■ **How to complete this task**
What is needed is every line of the data that includes the word "abbé". Please copy each one.
++++
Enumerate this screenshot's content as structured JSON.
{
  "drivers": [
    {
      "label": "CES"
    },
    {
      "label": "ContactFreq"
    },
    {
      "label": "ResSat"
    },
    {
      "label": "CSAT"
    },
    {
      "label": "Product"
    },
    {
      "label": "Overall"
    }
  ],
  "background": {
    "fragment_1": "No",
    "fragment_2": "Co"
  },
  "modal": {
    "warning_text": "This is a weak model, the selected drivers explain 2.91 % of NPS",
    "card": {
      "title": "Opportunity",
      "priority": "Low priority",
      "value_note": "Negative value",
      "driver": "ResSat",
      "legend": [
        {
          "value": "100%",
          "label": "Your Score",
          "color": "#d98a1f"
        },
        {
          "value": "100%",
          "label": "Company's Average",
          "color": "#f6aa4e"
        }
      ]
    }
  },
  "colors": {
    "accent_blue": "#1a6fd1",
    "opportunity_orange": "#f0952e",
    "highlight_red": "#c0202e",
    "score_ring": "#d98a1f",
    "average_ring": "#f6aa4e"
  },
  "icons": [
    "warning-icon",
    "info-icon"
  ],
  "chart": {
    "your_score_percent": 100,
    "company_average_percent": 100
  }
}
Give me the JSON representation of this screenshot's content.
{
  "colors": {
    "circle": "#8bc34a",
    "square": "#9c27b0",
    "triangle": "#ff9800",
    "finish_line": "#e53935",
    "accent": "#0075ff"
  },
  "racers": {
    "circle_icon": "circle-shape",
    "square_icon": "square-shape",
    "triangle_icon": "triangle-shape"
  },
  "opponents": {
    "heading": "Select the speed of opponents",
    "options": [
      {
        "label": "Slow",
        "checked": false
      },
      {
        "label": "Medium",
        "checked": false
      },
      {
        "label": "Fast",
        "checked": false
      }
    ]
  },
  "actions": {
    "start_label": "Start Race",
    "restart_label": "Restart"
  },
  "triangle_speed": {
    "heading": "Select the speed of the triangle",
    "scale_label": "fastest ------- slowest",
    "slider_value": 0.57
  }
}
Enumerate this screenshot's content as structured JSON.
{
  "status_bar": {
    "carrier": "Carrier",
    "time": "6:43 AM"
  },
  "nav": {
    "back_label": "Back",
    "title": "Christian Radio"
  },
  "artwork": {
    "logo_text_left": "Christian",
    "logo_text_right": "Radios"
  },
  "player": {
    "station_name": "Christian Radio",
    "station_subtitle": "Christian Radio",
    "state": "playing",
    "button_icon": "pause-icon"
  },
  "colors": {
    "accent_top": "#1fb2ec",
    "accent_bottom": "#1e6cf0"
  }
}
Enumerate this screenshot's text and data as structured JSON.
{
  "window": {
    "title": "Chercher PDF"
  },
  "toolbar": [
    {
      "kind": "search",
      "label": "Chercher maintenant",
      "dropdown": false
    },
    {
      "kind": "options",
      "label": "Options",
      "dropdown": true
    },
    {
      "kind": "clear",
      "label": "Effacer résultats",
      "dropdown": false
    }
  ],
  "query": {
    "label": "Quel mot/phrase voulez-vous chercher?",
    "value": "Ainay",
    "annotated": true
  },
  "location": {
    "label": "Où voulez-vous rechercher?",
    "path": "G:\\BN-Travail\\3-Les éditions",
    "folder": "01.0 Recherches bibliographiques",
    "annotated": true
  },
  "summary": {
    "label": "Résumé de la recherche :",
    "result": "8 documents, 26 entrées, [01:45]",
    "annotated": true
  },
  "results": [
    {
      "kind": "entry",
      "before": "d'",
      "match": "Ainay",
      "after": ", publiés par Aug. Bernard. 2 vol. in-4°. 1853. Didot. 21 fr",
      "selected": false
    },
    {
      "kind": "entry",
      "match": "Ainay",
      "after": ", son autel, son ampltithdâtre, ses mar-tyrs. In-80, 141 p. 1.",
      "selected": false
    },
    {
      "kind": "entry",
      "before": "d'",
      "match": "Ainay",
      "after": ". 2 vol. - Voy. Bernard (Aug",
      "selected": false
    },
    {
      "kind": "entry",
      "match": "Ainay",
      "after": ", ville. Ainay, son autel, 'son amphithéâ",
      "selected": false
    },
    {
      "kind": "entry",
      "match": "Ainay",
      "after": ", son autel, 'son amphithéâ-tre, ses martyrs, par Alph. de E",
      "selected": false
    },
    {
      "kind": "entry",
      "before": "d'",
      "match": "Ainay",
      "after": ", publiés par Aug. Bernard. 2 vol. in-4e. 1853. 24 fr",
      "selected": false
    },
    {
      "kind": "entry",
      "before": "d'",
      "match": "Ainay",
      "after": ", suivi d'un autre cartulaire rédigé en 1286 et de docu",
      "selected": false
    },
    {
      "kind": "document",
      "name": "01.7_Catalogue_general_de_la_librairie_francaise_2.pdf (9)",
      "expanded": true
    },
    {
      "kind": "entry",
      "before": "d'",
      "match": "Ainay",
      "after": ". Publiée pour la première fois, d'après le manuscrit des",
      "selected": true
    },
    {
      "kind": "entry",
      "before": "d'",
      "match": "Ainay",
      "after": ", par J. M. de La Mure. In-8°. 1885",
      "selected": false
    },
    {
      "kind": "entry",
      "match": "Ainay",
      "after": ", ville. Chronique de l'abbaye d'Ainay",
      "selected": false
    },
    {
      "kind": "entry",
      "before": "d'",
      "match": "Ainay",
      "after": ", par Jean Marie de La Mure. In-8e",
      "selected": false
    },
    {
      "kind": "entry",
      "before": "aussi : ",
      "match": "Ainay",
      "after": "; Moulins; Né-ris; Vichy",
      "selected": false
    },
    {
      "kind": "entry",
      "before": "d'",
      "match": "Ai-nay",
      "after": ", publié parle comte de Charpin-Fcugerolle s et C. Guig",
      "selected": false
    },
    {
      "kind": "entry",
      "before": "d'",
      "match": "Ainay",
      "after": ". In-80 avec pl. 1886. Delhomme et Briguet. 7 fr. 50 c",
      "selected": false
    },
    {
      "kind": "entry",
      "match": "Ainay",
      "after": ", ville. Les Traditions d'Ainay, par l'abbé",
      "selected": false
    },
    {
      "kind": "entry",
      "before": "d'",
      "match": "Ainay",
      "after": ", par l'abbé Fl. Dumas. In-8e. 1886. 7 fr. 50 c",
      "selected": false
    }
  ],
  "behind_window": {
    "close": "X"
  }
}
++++
■ **Exercise answer**
      "after": ", ville. Les Traditions d'Ainay, par l'abbé",
      "after": ", par l'abbé Fl. Dumas. In-8e. 1886. 7 fr. 50 c",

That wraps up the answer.